(RECORDS TO PROCESS)
:::::

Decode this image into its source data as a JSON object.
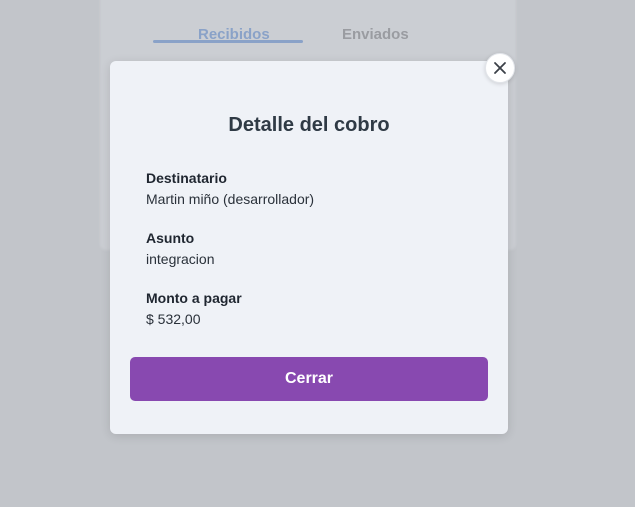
{
  "background": {
    "tabs": [
      "Recibidos",
      "Enviados"
    ]
  },
  "modal": {
    "title": "Detalle del cobro",
    "fields": [
      {
        "label": "Destinatario",
        "value": "Martin miño (desarrollador)"
      },
      {
        "label": "Asunto",
        "value": "integracion"
      },
      {
        "label": "Monto a pagar",
        "value": "$ 532,00"
      }
    ],
    "close_button_label": "Cerrar"
  },
  "icons": {
    "close": "close-icon"
  },
  "colors": {
    "primary_button": "#8849b0",
    "modal_background": "#eff2f7",
    "overlay": "#c2c5ca"
  }
}
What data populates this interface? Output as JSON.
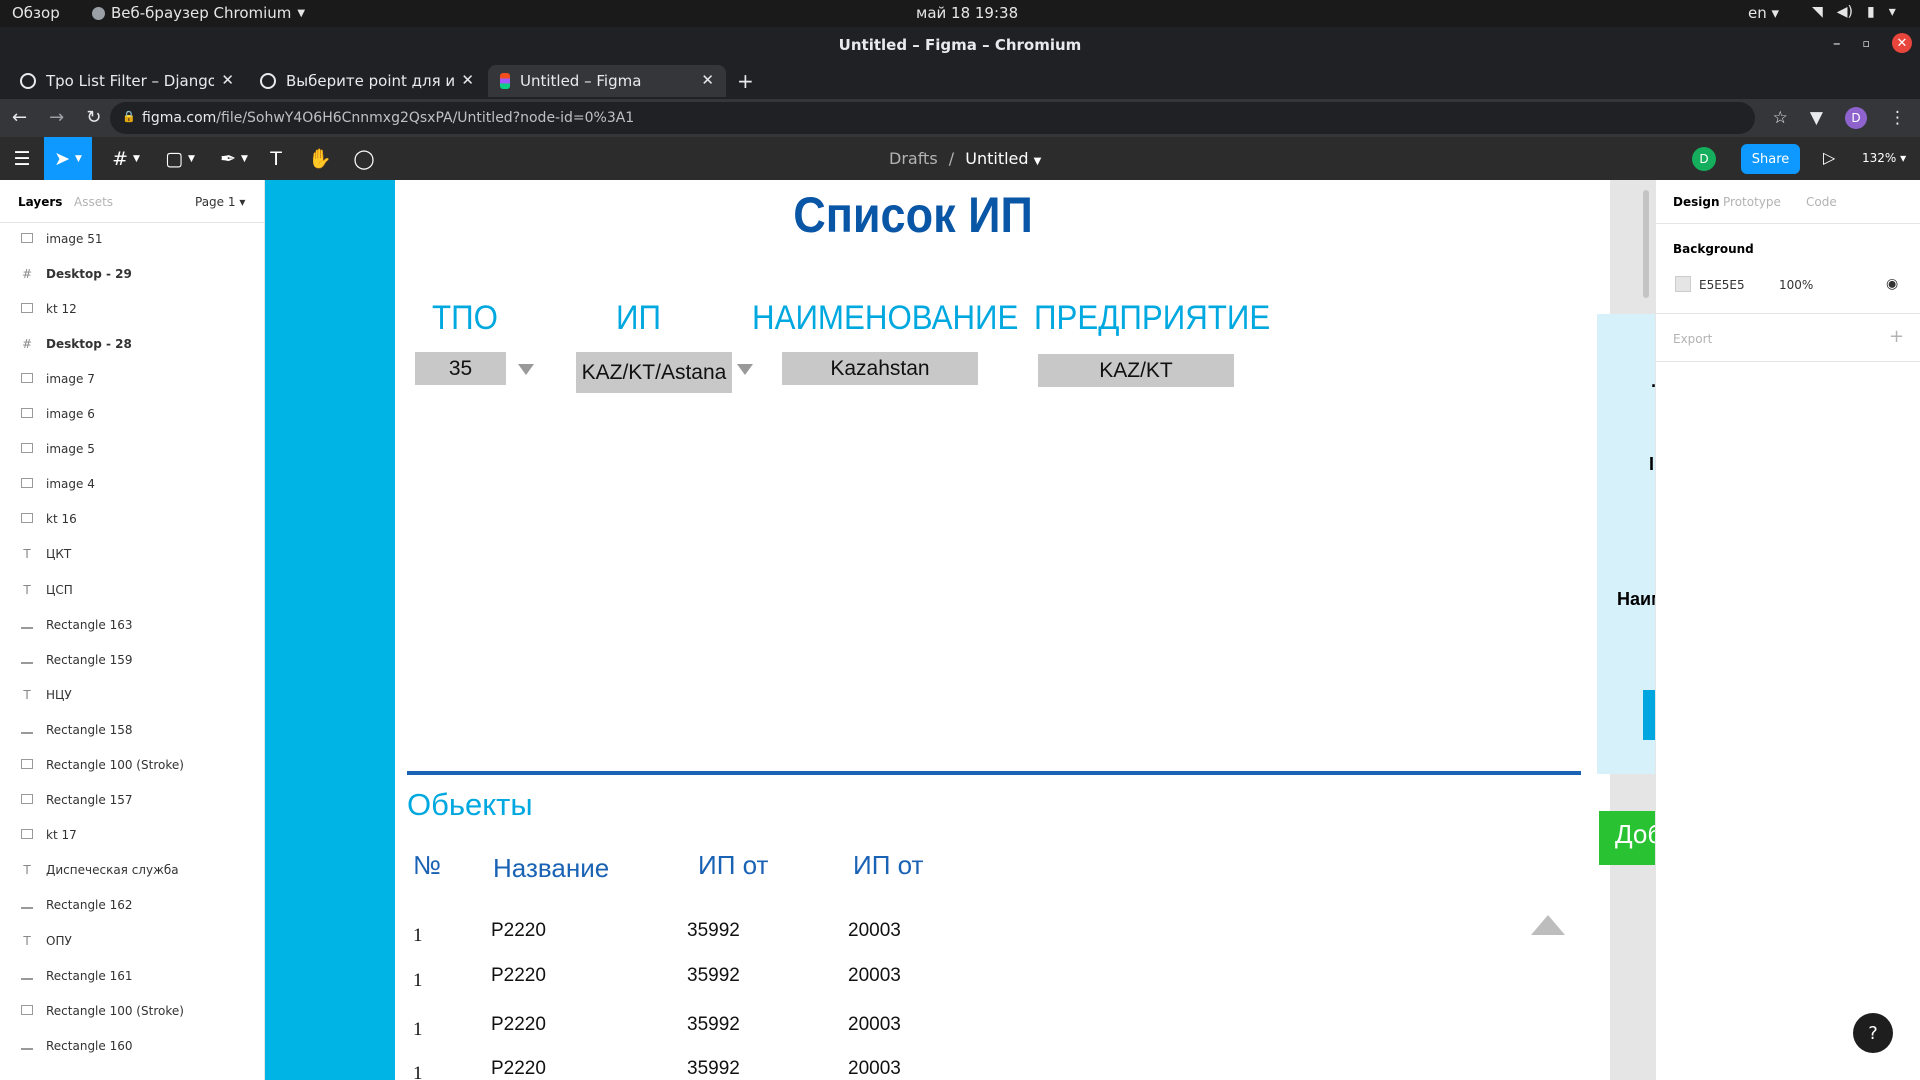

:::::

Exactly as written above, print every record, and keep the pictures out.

(RESPONSE BELOW)
Decode this image into its source data as a JSON object.
{
  "background": {
    "tabs": [
      "Recibidos",
      "Enviados"
    ]
  },
  "modal": {
    "title": "Detalle del cobro",
    "fields": [
      {
        "label": "Destinatario",
        "value": "Martin miño (desarrollador)"
      },
      {
        "label": "Asunto",
        "value": "integracion"
      },
      {
        "label": "Monto a pagar",
        "value": "$ 532,00"
      }
    ],
    "close_button_label": "Cerrar"
  },
  "icons": {
    "close": "close-icon"
  },
  "colors": {
    "primary_button": "#8849b0",
    "modal_background": "#eff2f7",
    "overlay": "#c2c5ca"
  }
}
What data populates this interface? Output as JSON.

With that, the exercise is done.